Yet if Mead’s supremacy seemed momentarily in doubt, he responded with aplomb two minutes later, as a strong, hard run from Albert combined with a penalty conceded by Philip Joseph got the Kumuls down the other end once again – a situation that had occurred so many times during the game that it didn’t even make sense to call it déjà vu anymore. By this point the Kumuls had only missed six tackles to Wales’ forty-four, and the Kumuls just got better a minute later, with Segeyaro sending Mead over the chalk for the third time in the afternoon with a spectacular grubber right on the line.
Full credit has to go to Mead, too, for curving himself around the Steeden and protecting it both from the Welsh defence and from the Kumuls’ players storming up behind him, waiting until it bounced up in just the right way to calmly and professionally put it to ground.

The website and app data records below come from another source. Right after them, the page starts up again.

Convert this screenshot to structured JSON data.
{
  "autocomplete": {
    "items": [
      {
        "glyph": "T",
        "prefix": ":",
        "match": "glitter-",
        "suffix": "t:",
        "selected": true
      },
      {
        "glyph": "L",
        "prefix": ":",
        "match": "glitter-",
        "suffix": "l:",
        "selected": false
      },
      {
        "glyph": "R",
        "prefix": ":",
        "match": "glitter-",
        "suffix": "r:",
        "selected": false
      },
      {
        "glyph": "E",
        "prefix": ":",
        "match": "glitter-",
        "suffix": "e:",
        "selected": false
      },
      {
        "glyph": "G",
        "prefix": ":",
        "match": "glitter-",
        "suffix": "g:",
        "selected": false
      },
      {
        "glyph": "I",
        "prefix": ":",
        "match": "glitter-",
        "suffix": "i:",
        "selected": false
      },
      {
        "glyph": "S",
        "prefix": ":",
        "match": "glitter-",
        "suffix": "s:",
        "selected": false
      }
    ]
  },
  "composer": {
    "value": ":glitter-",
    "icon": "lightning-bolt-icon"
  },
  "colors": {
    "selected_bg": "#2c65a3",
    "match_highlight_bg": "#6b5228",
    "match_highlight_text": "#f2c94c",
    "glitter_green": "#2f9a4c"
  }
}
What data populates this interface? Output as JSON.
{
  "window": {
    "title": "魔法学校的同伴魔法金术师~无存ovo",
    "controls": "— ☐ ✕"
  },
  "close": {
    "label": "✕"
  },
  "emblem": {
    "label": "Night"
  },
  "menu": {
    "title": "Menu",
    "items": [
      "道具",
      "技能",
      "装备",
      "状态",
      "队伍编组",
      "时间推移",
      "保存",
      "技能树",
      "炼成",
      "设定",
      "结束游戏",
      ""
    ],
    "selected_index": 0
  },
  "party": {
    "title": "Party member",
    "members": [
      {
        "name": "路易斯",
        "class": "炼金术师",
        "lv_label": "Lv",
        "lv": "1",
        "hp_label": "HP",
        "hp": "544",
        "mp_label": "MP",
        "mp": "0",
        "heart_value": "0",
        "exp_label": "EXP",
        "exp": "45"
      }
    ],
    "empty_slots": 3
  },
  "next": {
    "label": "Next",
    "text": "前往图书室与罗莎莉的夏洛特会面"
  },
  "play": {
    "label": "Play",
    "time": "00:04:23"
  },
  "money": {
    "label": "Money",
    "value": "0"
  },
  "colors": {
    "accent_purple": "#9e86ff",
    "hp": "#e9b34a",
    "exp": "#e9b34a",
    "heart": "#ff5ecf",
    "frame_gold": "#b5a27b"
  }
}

It radiated a calmness and assurance replicated in the tenth and final PNG try from Paul Aiton, which followed on from a rapid-paced set that started with an incredible offload from Ottio to Watson Boas and proceeded to another penalty for the Kumuls after an error from Elliott Kerr in the ruck.
From there, Baptiste matched Puarara and Segeyaro with his own terrific try assist out of dummy half, putting in what initially appeared to be a deft show-and-go, dummying to the left and then scooting to in the right, only to pass across to Aiton at the very last minute, setting up the big lock to take a disheveled and exhausted Welsh defence by surprise, and bring the scoreline to 50-0 once Martin slotted through his final conversion of the afternoon.
It was a historic moment for the Kumuls, even against a relatively undisciplined side like Wales who were out of their element in a tropical climate, so it felt right that it was a Papua New Guinea veteran who brought the team to a half century, as Aiton celebrated the tenth anniversary of his first game in national colours with the last Kumuls try of their rousing afternoon. Six minutes later all four hookers took the field for the final minutes of the game, cementing this as a momentous afternoon for the Kumuls, and a critical moment in the ongoing evolution of Papua New Guinea rugby league on the world stage.
Yet the red army got one solitary consolation try, following a penalty one minute out from the end. With nothing left to lose, the Welsh players made the decision to tap and go instead of taking the two. In its own way, it was one of the most heroic sequences of the night, starting with an amazing offload from Kear that saw Steve Parry shifting the play rapidly across to the left side of field, where Wales received a penalty right on the siren and right on the line.
After a game structured around Papua New Guinea penalties, this sudden acceleration of Kumuls errors had to mean something for Wales, and Seamark made the most of it with a crossfield kick that Lo initially looked to have caught on the full, only to cough it up in the field of play for Regan Grace to storm up behind him and slam it to ground. With Courtney Davies managing his one and only two-pointer a minute later, Wales at least had a spectacular final try to save them a bit of pride, although they’ll be looking to put in a much more decisive performance against Fiji next week at Townsville Stadium, especially given Hayne, Milne, Naiqama and Vunivalu’s outstanding win over United States the same day.